Book Review: The Talent Code - by Daniel Coyle


Deep practice is what makes you improve at anything. A really interesting topic - need to think how I can apply this to playing musical instruments and learning languages for my own purposes. It means essentially operating at the limit of your skill, so that you make mistakes and have to slow down/ try again and correct them.


  • “You will become clever through your mistakes.” - German proverb

  • Skill is due to your brain re-wiring neural circuits in response to signals. The more time and energy you put into the right kind of practice and the longer you stay in that zone, the more it happens.
  • The trick is to choose a goal just beyond your present abilities.
  • The more we fire a particular circuit, the more myelin optimizes that circuit, and the getter we get. The best way to build a circuit is to fire it, attend to mistakes, then fire it again, over and over. The more we develop a skill, the less we’re aware of it.
  • The more the nerve fires, the more myelin wraps around it. The more myelin wraps around it, the faster the signals travel, increasing velocities up to one hundred times over signals sent through an uninsulated fiber.
  • Struggle is not optional. Make mistakes and pay attention to those mistakes. Slowly teach the circuit. Keep practising. Circuits that are fired most, and most urgently, are the ones that get built.
  • Chunking - identifying important elements and grouping them into a meaningful framework.
  • Meadowmount music school founder: Ivan Galamian. Students cut each measure of their sheet music into strips, put in envelopes and pulled out in random order. Break strips into smaller fragments by altering rhythms.
  • Experts practice strategically. When they fail, they don’t blame it on luck or themselves.
  • Thirty days of no practice causes skills to go. Limit on how much deep practice human beings can do in a day - between three and five hours a day,
  • Laws of learning:
    • explanation
    • demonstration
    • imitation
    • correction
    • repetition.
  • “Don’t look for the big, quick improvement.
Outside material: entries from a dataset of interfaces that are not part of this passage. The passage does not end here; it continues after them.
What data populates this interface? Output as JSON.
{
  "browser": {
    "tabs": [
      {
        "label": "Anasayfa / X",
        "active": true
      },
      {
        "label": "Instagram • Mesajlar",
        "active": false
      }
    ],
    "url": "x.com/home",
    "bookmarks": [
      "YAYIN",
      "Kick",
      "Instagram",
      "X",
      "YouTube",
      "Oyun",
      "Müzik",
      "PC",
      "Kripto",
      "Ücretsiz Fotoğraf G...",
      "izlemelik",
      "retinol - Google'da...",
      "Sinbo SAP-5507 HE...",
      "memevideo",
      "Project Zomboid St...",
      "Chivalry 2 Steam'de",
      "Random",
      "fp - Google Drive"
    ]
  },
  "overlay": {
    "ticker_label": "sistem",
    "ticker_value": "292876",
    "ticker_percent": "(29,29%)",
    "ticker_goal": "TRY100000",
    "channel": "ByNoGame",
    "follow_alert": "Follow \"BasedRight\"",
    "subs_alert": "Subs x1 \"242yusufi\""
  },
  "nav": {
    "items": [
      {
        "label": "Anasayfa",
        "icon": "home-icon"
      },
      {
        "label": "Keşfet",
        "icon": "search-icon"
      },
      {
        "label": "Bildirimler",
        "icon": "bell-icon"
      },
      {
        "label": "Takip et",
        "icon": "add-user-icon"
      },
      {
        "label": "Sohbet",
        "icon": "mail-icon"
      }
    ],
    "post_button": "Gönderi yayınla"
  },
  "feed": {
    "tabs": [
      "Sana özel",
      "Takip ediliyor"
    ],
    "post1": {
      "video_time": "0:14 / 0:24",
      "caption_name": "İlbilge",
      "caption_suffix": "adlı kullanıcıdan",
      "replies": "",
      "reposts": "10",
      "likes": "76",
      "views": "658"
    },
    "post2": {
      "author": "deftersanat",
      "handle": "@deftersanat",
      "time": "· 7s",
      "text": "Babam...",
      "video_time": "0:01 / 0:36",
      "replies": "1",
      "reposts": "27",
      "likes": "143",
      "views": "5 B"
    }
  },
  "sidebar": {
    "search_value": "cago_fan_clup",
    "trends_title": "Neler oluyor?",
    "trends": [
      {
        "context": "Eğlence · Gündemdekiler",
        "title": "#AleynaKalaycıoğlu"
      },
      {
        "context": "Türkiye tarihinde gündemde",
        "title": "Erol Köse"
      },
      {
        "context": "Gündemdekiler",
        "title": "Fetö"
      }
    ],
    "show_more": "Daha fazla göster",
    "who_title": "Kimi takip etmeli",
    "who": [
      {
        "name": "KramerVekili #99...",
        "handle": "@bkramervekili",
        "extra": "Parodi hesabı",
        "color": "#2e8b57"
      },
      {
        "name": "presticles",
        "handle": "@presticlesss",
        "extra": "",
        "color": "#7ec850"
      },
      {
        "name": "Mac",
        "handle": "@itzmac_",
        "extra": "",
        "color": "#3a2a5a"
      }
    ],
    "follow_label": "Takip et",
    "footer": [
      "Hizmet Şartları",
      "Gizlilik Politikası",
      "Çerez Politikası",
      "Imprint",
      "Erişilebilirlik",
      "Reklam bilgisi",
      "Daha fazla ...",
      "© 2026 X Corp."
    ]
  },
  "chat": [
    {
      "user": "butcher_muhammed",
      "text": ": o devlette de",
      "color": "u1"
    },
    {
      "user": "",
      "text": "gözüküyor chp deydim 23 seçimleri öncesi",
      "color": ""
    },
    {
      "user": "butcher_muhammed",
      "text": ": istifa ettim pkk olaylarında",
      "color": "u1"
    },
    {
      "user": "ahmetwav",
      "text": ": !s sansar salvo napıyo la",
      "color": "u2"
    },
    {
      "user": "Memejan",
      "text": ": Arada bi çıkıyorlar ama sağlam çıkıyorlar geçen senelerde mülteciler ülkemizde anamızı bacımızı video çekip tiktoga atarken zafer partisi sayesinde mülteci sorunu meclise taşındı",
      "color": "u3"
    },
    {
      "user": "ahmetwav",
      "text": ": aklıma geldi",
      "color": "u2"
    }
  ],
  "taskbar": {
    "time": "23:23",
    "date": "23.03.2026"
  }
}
Seek the small improvement one day at a time. That’s the only way it happens - and when it happens, it lasts,”
  • “People are shy not because they lack social skills but because they haven’t practiced them sufficiently. Talking on the phone or asking someone on a date is a learnable skill”